# [What the task asks]
The records are to be copied word for word, and the pictures dropped.

========================================================================

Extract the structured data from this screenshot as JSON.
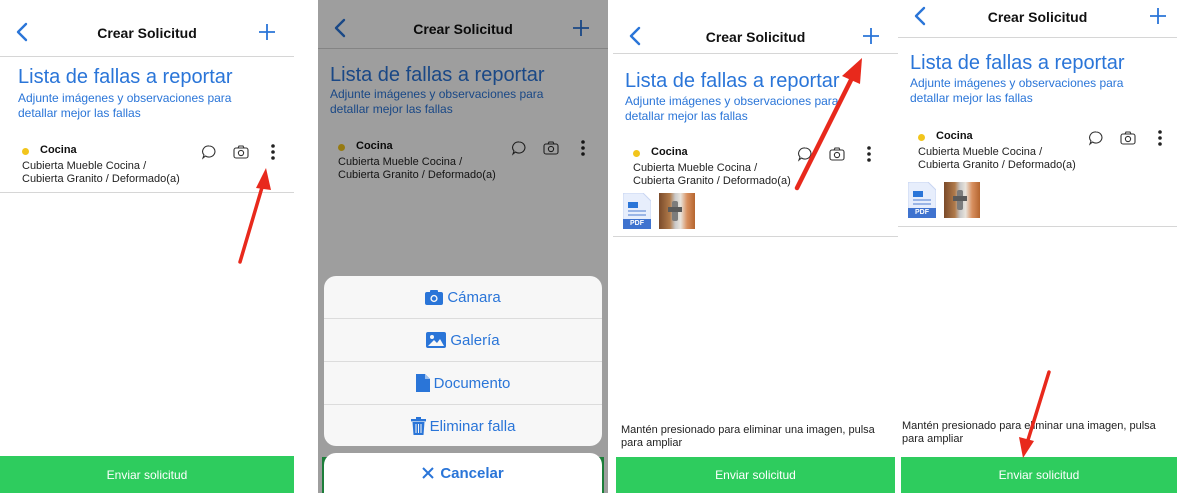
{
  "nav": {
    "title": "Crear Solicitud"
  },
  "list": {
    "title": "Lista de fallas a reportar",
    "subtitle": "Adjunte imágenes y observaciones para detallar mejor las fallas"
  },
  "fault": {
    "name": "Cocina",
    "line1": "Cubierta Mueble Cocina /",
    "line2": "Cubierta Granito / Deformado(a)",
    "dot_color": "#f2c51c"
  },
  "attachments": [
    {
      "type": "pdf",
      "badge": "PDF"
    },
    {
      "type": "photo"
    }
  ],
  "hint": "Mantén presionado para eliminar una imagen, pulsa para ampliar",
  "send_button": "Enviar solicitud",
  "sheet": {
    "items": [
      {
        "label": "Cámara",
        "icon": "camera-icon"
      },
      {
        "label": "Galería",
        "icon": "gallery-icon"
      },
      {
        "label": "Documento",
        "icon": "document-icon"
      },
      {
        "label": "Eliminar falla",
        "icon": "trash-icon"
      }
    ],
    "cancel": "Cancelar"
  },
  "colors": {
    "accent": "#2a75d8",
    "send": "#2ecc5e",
    "arrow": "#e8291c"
  }
}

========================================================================

# [Exercise result]
Extract the structured data from this screenshot as JSON.
{
  "nav": {
    "title": "Crear Solicitud"
  },
  "list": {
    "title": "Lista de fallas a reportar",
    "subtitle": "Adjunte imágenes y observaciones para detallar mejor las fallas"
  },
  "fault": {
    "name": "Cocina",
    "line1": "Cubierta Mueble Cocina /",
    "line2": "Cubierta Granito / Deformado(a)",
    "dot_color": "#f2c51c"
  },
  "attachments": [
    {
      "type": "pdf",
      "badge": "PDF"
    },
    {
      "type": "photo"
    }
  ],
  "hint": "Mantén presionado para eliminar una imagen, pulsa para ampliar",
  "send_button": "Enviar solicitud",
  "sheet": {
    "items": [
      {
        "label": "Cámara",
        "icon": "camera-icon"
      },
      {
        "label": "Galería",
        "icon": "gallery-icon"
      },
      {
        "label": "Documento",
        "icon": "document-icon"
      },
      {
        "label": "Eliminar falla",
        "icon": "trash-icon"
      }
    ],
    "cancel": "Cancelar"
  },
  "colors": {
    "accent": "#2a75d8",
    "send": "#2ecc5e",
    "arrow": "#e8291c"
  }
}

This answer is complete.